[TASK DIRECTIONS]: Take each line in the entries below that holds "number" and show it.

[Data records for software interfaces]:
==========

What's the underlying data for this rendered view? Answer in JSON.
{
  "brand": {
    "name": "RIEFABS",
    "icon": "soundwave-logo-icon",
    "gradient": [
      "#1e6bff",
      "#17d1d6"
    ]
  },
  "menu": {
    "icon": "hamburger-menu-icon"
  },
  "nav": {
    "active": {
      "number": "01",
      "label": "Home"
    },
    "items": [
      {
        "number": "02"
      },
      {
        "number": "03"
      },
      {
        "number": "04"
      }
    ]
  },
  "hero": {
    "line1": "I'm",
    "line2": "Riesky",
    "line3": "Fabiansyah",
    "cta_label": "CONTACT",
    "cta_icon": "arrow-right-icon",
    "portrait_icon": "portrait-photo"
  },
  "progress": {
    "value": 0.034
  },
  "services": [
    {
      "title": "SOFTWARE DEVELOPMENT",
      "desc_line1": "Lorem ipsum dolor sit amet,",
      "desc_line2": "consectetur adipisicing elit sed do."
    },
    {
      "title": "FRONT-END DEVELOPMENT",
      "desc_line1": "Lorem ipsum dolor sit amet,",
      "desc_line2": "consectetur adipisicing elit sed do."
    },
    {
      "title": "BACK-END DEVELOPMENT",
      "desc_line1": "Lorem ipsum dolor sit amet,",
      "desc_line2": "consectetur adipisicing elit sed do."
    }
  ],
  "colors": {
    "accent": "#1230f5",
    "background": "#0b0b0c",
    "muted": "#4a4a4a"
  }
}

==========

[ANSWER AREA]:
      "number": "01",
        "number": "02"
        "number": "03"
        "number": "04"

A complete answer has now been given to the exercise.